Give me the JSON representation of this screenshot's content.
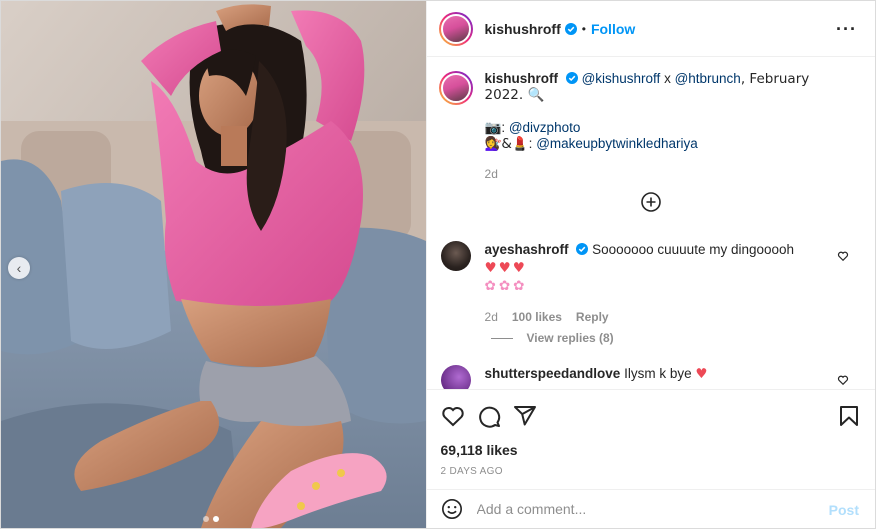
{
  "post": {
    "username": "kishushroff",
    "follow_label": "Follow",
    "bullet": "•",
    "more_label": "···"
  },
  "caption": {
    "username": "kishushroff",
    "text_mention1": "@kishushroff",
    "text_x": " x ",
    "text_mention2": "@htbrunch",
    "text_rest": ", February 2022. 🔍",
    "credit1_icon": "📷",
    "credit1_sep": ": ",
    "credit1_handle": "@divzphoto",
    "credit2_icon": "💇‍♀️&💄",
    "credit2_sep": ": ",
    "credit2_handle": "@makeupbytwinkledhariya",
    "age": "2d"
  },
  "comments": [
    {
      "username": "ayeshashroff",
      "text": "Sooooooo cuuuute my dingooooh",
      "hearts": "♥♥♥",
      "flowers": "✿✿✿",
      "age": "2d",
      "likes": "100 likes",
      "reply_label": "Reply"
    },
    {
      "username": "shutterspeedandlove",
      "text": "Ilysm k bye",
      "hearts": "♥"
    }
  ],
  "view_replies_label": "View replies (8)",
  "likes_count": "69,118 likes",
  "date_label": "2 DAYS AGO",
  "comment_box": {
    "placeholder": "Add a comment...",
    "post_label": "Post"
  },
  "carousel": {
    "prev_icon": "‹",
    "dot_count": 2,
    "active_dot": 2
  },
  "colors": {
    "accent": "#0095f6",
    "post_disabled": "#b2dffc",
    "heart": "#ed4956",
    "link": "#00376b",
    "muted": "#8e8e8e",
    "sweater": "#e8569b"
  },
  "icons": [
    "verified-badge-icon",
    "more-options-icon",
    "load-more-icon",
    "heart-icon",
    "comment-icon",
    "share-icon",
    "bookmark-icon",
    "emoji-icon",
    "chevron-left-icon"
  ]
}
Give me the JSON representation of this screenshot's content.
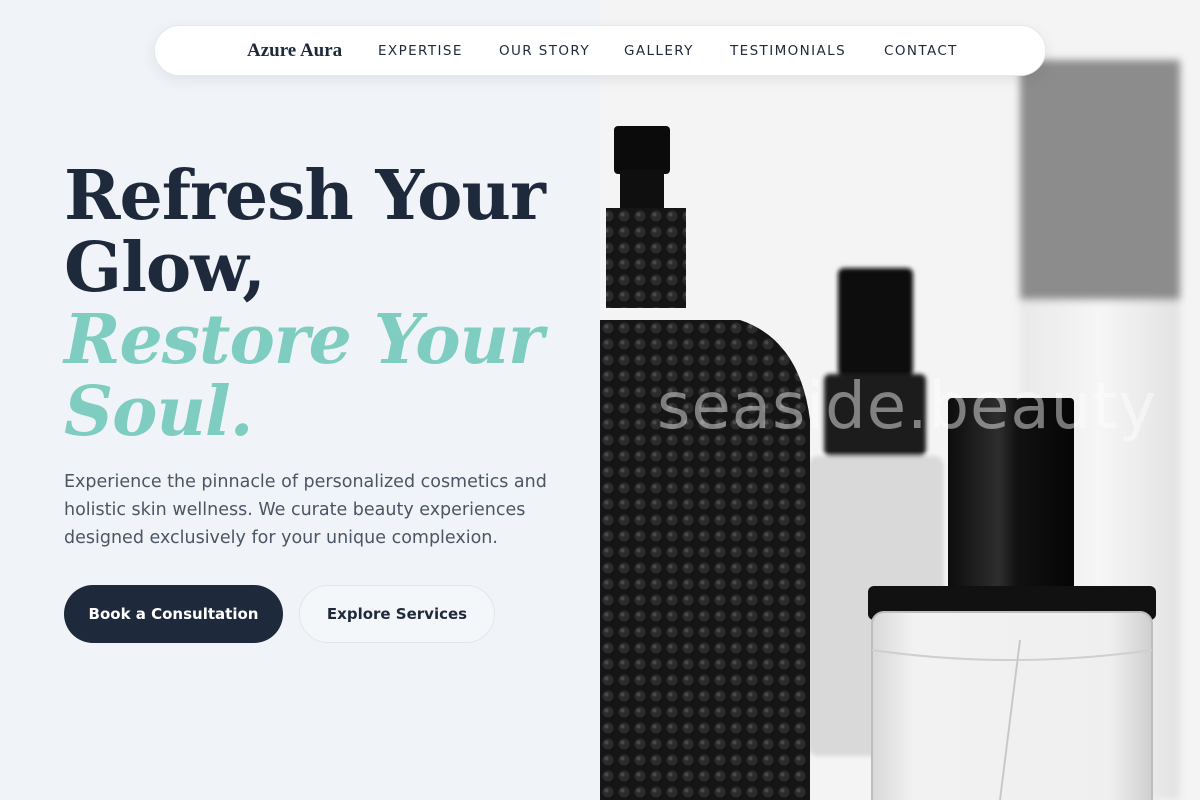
{
  "nav": {
    "brand": "Azure Aura",
    "links": [
      "EXPERTISE",
      "OUR STORY",
      "GALLERY",
      "TESTIMONIALS",
      "CONTACT"
    ]
  },
  "hero": {
    "line1": "Refresh Your",
    "line2": "Glow,",
    "line3": "Restore Your",
    "line4": "Soul.",
    "description_1": "Experience the pinnacle of personalized cosmetics and",
    "description_2": "holistic skin wellness. We curate beauty experiences",
    "description_3": "designed exclusively for your unique complexion.",
    "primary_button": "Book a Consultation",
    "secondary_button": "Explore Services"
  },
  "image": {
    "watermark": "seaside.beauty",
    "subject": "perfume-bottles-photo"
  },
  "colors": {
    "navy": "#1e2a3b",
    "accent": "#7ecdc0",
    "background": "#f0f4f8"
  }
}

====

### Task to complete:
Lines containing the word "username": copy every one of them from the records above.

### Solution to the problem:
    "username": "kishushroff",
    "username": "kishushroff",
      "username": "ayeshashroff",
      "username": "shutterspeedandlove",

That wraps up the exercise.